- Use room temperature milk and cream
- Always sift your flour
- Use a gentle touch when mixing and handling the dough and ry not to over-handle the dough either.
- Avoid the temptation of patting the dough too high in case they flop in the oven!
Place scones fairly close to each other on the baking sheet so they’re almost touching. This will help them rise upwards instead of outward.
- 3 cups self raising flour
(if you don't have self raising use 3 cups all purpose flour +3/4 teaspoon of baking powder)
- ½ cup cream
- ½ cup whole milk + a little extra as needed to ensure consistency
- Preheat oven to 390F or 200C (lower heat if you have a fan forced oven as they usually run hotter)
- Sift flour into mixing bowl.
- Pour milk and cream into flour and use a knife to bring the mixture together gently.
Add a tablespoon of milk as needed to ensure a sticky consistency. Do not over mix the dough.
- When you reach desired consistency, turn dough out onto a lightly floured surface and pat into a ____cm thick patty. Add a little extra flour if your dough is too sticky to work with.
- You can either cut it in wedges like I did or go the more traditional route and use a scone cutter or sharp cookie cutter to cut circles out. If you use this method, once you've made the cut, do not twist your cutter. Simply lift the cutter and take out the circle of dough. Then pat together the scraps and repeat, trying not to overwork the dough.
- Place scones onto parchment lined baking sheet, cover with a damp tea towel and rest for 10 minutes. Alternatively, you can freeze them for 15 minutes.
*Chilling or resting the dough helps relax the gluten in the flour and ensure a tender crumb. I rested the dough in this recipe and will let you know how my next batch turns out using the freezing method.*
- Place the pan in the oven for 10-15 minutes. The tops may look pale but they will definitely be cooked by 15 minutes in the oven.
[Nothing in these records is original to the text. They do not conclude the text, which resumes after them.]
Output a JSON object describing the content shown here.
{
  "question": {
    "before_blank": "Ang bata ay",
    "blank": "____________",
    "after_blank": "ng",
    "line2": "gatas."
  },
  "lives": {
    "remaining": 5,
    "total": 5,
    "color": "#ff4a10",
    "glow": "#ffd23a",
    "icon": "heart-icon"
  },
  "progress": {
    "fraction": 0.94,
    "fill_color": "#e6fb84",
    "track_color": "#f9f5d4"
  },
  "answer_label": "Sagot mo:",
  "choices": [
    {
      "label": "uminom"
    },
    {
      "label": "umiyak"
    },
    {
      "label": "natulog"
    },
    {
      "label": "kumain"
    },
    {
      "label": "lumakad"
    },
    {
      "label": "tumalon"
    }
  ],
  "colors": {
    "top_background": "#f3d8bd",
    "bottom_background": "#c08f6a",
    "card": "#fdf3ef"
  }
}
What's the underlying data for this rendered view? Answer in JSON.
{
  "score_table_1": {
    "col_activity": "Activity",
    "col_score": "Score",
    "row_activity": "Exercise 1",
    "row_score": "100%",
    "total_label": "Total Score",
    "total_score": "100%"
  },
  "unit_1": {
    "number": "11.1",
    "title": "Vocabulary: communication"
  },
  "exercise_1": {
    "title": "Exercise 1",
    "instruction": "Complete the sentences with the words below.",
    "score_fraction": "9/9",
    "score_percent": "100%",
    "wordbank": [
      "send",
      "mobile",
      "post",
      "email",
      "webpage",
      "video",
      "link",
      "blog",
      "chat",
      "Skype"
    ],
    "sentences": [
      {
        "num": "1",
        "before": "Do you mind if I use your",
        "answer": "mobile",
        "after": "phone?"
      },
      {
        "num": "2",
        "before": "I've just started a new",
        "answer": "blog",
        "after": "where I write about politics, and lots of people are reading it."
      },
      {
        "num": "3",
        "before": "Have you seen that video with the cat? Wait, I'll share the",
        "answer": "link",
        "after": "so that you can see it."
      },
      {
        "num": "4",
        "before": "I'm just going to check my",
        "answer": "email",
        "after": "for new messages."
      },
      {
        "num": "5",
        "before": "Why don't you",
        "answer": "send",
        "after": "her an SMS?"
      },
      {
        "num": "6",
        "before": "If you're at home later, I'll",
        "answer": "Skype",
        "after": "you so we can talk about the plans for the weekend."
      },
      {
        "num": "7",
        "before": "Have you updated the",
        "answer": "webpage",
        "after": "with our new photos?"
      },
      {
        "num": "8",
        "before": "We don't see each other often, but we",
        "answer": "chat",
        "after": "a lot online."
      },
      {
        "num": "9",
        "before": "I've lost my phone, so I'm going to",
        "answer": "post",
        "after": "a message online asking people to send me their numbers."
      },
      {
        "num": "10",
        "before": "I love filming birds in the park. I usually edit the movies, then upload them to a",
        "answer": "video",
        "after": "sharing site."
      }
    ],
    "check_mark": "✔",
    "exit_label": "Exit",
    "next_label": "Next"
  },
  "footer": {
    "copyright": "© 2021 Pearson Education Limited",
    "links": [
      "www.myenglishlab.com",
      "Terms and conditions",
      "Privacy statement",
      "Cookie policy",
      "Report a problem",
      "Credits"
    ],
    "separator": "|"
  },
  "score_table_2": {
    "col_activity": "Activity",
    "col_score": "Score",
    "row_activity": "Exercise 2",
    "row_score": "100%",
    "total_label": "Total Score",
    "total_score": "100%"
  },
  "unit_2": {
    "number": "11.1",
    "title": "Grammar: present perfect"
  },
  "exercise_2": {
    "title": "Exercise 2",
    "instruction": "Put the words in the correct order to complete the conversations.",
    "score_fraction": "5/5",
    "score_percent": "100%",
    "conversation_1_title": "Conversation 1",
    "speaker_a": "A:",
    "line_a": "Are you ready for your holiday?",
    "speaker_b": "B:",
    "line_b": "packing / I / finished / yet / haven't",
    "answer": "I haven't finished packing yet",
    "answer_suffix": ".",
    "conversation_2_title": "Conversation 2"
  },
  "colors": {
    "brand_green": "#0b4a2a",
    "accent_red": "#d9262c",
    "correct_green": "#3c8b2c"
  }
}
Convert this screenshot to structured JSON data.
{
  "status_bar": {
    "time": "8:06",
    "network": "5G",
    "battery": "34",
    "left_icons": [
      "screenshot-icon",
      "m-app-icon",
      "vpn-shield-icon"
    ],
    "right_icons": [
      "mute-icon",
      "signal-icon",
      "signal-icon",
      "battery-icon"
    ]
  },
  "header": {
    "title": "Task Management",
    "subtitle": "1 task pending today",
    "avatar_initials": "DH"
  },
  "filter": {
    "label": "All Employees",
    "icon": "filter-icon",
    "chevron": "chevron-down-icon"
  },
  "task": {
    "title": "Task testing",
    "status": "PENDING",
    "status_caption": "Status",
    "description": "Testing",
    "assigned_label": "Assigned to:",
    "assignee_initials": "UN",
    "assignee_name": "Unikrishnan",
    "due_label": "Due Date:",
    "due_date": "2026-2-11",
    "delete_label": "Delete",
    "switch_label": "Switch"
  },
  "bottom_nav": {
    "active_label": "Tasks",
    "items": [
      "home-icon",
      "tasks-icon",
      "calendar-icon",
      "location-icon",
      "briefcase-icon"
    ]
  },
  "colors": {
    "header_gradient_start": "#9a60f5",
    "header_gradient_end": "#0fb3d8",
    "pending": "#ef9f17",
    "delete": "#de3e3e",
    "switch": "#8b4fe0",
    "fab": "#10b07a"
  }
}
You could leave them in a little longer to get a browner top but be warned you may over-bake the dough.
- Serve scones warm from the oven with jam and freshly whipped cream.
Alternatively, these keep well in an airtight container at room temperature for a few days. You can then heat them up in the microwave if you'd like them warm.
Store in an airtight container at room temperature for no more than 2 days.
What do you like on your scones? Let me know in the comments section!
Happy baking! Did you make this recipe? Take a photo and hashtag it #FUNSIZEAUSSIE
I’d love to see what you get up to!